Recent statistics show that 80% of affordable housing property buyers are investment companies and high net-worth individuals. This is a substantial loss of opportunity to sustain affordable housing units. For example, using a ratio of 1:4, for every 5 applications submitted to a state agency to maintain LIHTC, there are 20 other transactions that have been sold to market rate buyers as a result of the property not being submitted.
What can be done to help change the course of this trend?
One approach is to continue to put a spotlight on how preservation of existing units impacts the affordable housing community. Of course, new construction also contributes to providing much needed housing. It is hard to increase available affordable housing with a meaningful impact without new construction. But rehabilitation provides a lower cost alternative.
It is compelling to consider that building a new 100-unit building in a major market may cost more than $30 million. Yet an existing property may be renovated for tenants in that community for $17 million while creating the same number of affordable units. The total tax credits allocated to these properties are $25 million for new construction and $9.3 million for rehabilitation. These are real world examples.
Another solution would be to expand the financing options available to affordable housing advocates as they work to acquire “at risk” properties. When compared to the current LIHTC equity market, there are very limited equity sources to acquire properties when they are in years 11 to 15 of the compliance period. However, a small portion of industry experts are introducing new options for affordable housing owners and PNC Real Estate is one of them.
PNC Real Estate has developed a platform that provides an alternative to tax credit investing whereby investors invest in “preservation” funds that acquire public welfare investments such as former LIHTC transactions.
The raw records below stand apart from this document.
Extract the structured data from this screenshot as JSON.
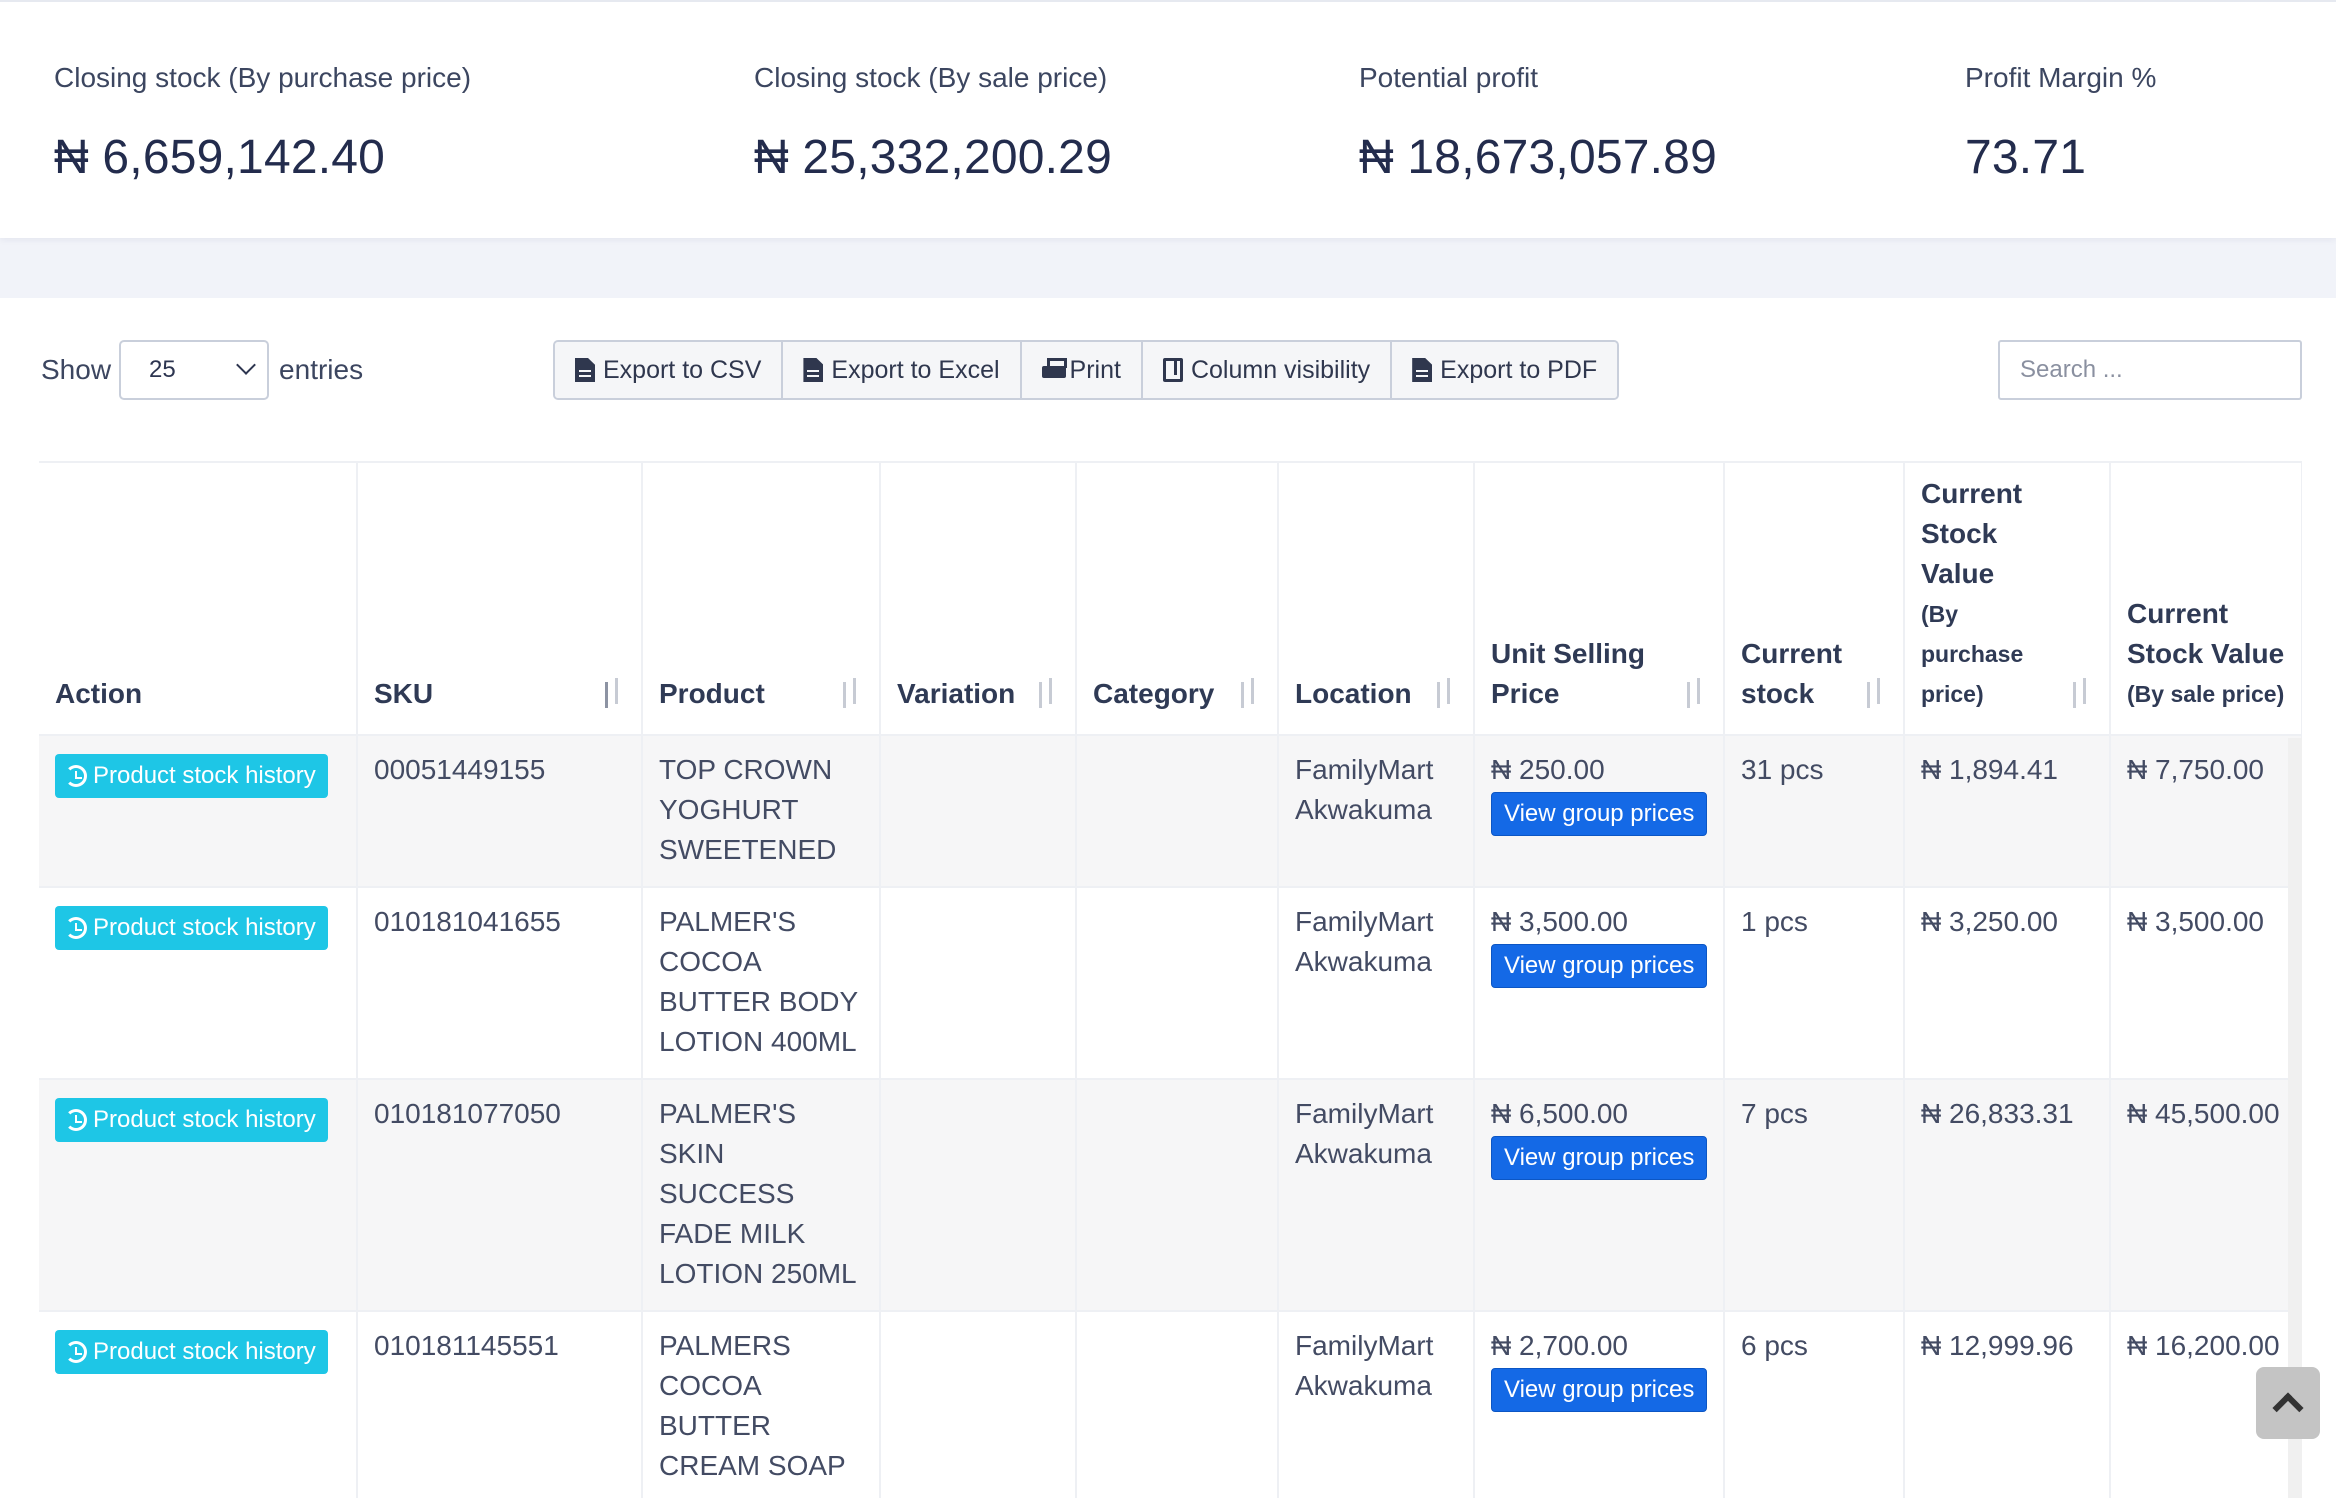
{
  "summary": {
    "closing_purchase": {
      "label": "Closing stock (By purchase price)",
      "value": "₦ 6,659,142.40"
    },
    "closing_sale": {
      "label": "Closing stock (By sale price)",
      "value": "₦ 25,332,200.29"
    },
    "potential_profit": {
      "label": "Potential profit",
      "value": "₦ 18,673,057.89"
    },
    "profit_margin": {
      "label": "Profit Margin %",
      "value": "73.71"
    }
  },
  "controls": {
    "show_label": "Show",
    "entries_label": "entries",
    "page_size": "25",
    "export_csv": "Export to CSV",
    "export_excel": "Export to Excel",
    "print": "Print",
    "column_visibility": "Column visibility",
    "export_pdf": "Export to PDF",
    "search_placeholder": "Search ..."
  },
  "table": {
    "headers": {
      "action": "Action",
      "sku": "SKU",
      "product": "Product",
      "variation": "Variation",
      "category": "Category",
      "location": "Location",
      "unit_selling_price": "Unit Selling Price",
      "current_stock": "Current stock",
      "csv_purchase_main": "Current Stock Value",
      "csv_purchase_sub": "(By purchase price)",
      "csv_sale_main": "Current Stock Value",
      "csv_sale_sub": "(By sale price)"
    },
    "history_label": "Product stock history",
    "group_prices_label": "View group prices",
    "rows": [
      {
        "sku": "00051449155",
        "product": "TOP CROWN YOGHURT SWEETENED",
        "variation": "",
        "category": "",
        "location": "FamilyMart Akwakuma",
        "price": "₦ 250.00",
        "stock": "31 pcs",
        "value_purchase": "₦ 1,894.41",
        "value_sale": "₦ 7,750.00"
      },
      {
        "sku": "010181041655",
        "product": "PALMER'S COCOA BUTTER BODY LOTION 400ML",
        "variation": "",
        "category": "",
        "location": "FamilyMart Akwakuma",
        "price": "₦ 3,500.00",
        "stock": "1 pcs",
        "value_purchase": "₦ 3,250.00",
        "value_sale": "₦ 3,500.00"
      },
      {
        "sku": "010181077050",
        "product": "PALMER'S SKIN SUCCESS FADE MILK LOTION 250ML",
        "variation": "",
        "category": "",
        "location": "FamilyMart Akwakuma",
        "price": "₦ 6,500.00",
        "stock": "7 pcs",
        "value_purchase": "₦ 26,833.31",
        "value_sale": "₦ 45,500.00"
      },
      {
        "sku": "010181145551",
        "product": "PALMERS COCOA BUTTER CREAM SOAP",
        "variation": "",
        "category": "",
        "location": "FamilyMart Akwakuma",
        "price": "₦ 2,700.00",
        "stock": "6 pcs",
        "value_purchase": "₦ 12,999.96",
        "value_sale": "₦ 16,200.00"
      }
    ]
  }
}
In an industry where many fund investors find it difficult to acquire product in specific markets at reasonable yields, these preservation funds offer another vehicle for investing in affordable housing. Equity from the funds facilitate the acquisition of the fee simple or partnership interests in properties. The properties are held for a period of time, and then can be sold as a LIHTC syndication transaction thereby extending the affordability period for, in most instances, another 30 or more years. To date, PNC Real Estate and its affiliates have acquired more than 1,800 units, with another 692 units scheduled to close prior to year end.
Today, options such as traditional equity and mezzanine debt exist in the market. While these capital sources vary greatly in terms of strategy and structure, the good news is that many are helping to reduce the number of affordable housing units that will be converted to market rate units in the future. Preserving existing affordable housing is a challenge that is growing every year and is expected to continue over the next decade and beyond. There is plenty of work to be done in the effort to preserve affordable multifamily housing for low-income families across the U.S.
John Nunnery is Senior Vice President and Manager of Preservation Investments for the Tax Credit Capital group at PNC Real Estate. This article was prepared for general informational purposes only and does not purport to be comprehensive. The information and views do not constitute legal, tax, financial or accounting advice or recommendations to engage in any transaction. The views expressed in this update are subject to change due to market conditions and other factors.
The Joint Center for Housing Studies of Harvard University. The State of the Nation’s Housing 2015.
Marcus & Millichap. 2014 TCG LIHTC Market Activity Update, 2015.